INPUT DATA:
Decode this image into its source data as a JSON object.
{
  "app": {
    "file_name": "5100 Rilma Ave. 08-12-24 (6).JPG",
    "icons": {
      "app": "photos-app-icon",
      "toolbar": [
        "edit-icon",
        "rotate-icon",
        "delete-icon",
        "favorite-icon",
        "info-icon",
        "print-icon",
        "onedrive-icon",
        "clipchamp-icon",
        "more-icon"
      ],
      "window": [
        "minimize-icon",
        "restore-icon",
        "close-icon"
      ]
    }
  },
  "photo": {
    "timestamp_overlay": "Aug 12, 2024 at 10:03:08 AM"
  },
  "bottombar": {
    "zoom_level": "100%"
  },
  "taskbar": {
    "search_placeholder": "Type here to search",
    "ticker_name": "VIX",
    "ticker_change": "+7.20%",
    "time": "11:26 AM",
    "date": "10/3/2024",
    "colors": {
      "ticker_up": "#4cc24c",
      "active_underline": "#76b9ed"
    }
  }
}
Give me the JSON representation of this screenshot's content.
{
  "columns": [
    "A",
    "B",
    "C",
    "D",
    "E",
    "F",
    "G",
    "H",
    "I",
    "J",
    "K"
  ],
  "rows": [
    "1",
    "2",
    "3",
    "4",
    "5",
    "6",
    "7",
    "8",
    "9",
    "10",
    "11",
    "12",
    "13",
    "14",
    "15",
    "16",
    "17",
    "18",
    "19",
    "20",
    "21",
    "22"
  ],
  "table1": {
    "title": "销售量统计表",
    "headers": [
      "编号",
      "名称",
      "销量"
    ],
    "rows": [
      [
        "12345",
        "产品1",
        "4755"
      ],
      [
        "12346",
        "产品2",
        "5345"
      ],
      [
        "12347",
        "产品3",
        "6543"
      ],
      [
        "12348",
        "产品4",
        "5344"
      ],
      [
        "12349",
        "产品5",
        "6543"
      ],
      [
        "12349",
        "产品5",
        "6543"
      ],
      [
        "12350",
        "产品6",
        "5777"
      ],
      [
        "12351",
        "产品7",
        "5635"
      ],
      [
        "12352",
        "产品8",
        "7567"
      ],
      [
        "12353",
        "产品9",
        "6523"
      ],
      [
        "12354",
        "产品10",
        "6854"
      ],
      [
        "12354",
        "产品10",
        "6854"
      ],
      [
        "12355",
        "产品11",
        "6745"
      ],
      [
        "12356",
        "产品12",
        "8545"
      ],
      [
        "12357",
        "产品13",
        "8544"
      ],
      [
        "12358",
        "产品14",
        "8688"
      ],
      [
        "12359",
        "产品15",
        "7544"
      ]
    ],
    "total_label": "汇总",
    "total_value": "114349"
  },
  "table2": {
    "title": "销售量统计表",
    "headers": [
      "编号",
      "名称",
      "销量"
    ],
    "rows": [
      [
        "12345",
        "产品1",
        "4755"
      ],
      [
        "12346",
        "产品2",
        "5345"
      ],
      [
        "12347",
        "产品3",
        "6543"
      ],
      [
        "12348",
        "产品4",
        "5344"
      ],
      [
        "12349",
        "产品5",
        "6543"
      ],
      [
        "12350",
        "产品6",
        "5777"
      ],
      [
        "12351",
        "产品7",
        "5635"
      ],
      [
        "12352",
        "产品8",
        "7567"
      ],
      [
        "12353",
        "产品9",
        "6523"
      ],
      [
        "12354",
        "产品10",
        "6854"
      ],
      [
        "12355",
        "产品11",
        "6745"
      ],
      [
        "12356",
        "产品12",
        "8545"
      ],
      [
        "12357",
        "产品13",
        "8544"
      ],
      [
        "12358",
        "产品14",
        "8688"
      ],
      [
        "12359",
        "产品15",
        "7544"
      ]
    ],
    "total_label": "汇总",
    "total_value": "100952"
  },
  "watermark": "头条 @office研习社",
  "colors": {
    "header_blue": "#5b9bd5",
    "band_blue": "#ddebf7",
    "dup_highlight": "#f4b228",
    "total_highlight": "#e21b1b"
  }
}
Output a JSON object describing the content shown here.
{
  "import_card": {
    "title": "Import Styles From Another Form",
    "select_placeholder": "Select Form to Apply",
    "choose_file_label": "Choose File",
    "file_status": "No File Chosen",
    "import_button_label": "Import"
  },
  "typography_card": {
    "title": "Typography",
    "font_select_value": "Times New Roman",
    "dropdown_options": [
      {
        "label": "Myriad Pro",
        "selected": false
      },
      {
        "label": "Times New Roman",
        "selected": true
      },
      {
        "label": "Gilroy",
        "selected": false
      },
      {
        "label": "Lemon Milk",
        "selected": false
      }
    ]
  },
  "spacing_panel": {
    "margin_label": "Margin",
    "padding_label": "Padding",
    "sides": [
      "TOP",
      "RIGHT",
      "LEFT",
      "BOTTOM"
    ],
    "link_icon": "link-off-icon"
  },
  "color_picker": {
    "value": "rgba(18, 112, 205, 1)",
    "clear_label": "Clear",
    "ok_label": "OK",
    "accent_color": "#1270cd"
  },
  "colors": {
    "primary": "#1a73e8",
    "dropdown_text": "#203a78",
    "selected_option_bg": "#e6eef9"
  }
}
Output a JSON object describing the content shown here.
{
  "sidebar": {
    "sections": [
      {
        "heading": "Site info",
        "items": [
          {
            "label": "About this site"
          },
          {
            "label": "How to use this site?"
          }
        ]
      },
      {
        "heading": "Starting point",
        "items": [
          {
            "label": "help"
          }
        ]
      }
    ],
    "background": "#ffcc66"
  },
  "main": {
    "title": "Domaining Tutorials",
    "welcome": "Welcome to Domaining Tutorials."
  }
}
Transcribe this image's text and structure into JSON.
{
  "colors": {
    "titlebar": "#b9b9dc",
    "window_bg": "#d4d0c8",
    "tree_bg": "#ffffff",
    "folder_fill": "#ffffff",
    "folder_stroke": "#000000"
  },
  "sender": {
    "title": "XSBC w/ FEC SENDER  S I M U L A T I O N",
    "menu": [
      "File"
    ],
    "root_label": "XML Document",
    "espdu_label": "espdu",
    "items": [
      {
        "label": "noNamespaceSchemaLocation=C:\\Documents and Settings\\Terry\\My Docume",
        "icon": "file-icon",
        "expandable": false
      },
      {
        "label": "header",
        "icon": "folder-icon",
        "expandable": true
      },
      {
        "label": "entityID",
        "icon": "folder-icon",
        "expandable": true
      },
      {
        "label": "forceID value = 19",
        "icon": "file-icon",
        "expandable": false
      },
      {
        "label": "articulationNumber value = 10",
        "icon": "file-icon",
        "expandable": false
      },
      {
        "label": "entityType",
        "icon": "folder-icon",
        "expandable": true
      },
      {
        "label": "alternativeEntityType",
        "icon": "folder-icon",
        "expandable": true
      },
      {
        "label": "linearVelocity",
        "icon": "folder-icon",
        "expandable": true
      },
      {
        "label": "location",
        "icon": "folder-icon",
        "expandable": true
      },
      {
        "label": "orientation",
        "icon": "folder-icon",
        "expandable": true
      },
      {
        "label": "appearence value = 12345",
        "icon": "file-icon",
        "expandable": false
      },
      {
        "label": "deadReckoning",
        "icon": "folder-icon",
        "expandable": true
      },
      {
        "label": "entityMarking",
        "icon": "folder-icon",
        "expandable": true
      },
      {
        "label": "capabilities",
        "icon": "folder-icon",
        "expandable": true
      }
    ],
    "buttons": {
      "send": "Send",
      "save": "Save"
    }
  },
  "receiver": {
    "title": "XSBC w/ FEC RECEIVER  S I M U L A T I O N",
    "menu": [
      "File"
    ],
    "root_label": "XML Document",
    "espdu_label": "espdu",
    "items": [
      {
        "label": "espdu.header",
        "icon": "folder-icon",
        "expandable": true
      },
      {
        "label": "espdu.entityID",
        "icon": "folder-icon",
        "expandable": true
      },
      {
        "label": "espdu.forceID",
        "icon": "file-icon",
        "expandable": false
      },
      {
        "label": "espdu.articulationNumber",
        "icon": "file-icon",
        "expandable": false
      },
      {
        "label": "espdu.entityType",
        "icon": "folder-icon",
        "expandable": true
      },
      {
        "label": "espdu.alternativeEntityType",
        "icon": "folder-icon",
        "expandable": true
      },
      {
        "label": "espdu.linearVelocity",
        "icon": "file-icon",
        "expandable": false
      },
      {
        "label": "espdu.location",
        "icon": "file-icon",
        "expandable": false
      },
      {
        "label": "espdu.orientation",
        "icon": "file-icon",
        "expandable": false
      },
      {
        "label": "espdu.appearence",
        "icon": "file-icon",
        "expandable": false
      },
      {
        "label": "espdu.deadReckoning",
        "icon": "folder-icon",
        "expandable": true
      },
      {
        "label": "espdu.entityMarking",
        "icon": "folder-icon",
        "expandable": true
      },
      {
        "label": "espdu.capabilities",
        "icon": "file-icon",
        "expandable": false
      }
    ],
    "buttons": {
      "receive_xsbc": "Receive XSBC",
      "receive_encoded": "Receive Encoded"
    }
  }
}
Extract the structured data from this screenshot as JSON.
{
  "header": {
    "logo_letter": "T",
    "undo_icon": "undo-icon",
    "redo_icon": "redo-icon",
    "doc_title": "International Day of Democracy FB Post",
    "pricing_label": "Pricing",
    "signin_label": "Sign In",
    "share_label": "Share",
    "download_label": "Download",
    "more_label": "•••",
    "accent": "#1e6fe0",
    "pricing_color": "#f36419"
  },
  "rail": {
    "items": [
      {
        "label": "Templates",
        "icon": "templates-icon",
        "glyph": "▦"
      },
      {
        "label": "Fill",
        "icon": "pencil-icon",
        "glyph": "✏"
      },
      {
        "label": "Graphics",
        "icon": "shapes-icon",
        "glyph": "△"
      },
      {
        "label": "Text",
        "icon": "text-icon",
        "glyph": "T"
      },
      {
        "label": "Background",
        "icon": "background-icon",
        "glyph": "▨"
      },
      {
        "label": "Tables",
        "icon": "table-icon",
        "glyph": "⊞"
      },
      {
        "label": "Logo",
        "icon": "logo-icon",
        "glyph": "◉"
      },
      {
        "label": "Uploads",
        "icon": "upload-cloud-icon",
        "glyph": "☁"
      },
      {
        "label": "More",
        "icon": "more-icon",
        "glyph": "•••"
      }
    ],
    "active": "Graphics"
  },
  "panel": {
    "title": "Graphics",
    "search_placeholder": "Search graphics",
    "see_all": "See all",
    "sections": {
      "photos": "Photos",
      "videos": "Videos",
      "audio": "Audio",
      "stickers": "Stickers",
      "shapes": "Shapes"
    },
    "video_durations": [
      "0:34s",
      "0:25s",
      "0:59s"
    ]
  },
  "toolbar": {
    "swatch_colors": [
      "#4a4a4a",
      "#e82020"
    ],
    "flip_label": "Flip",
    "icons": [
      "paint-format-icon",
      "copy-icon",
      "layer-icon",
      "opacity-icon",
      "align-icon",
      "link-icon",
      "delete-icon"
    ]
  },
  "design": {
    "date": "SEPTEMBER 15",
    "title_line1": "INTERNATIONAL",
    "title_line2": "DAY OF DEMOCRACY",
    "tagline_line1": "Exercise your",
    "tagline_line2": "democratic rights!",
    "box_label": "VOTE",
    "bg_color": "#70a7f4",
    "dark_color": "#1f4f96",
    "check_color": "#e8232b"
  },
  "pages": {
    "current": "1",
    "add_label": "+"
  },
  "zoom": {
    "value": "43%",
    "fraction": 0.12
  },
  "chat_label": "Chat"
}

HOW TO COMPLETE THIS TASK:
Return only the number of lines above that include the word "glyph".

RESPONSE TO THIS TASK:
9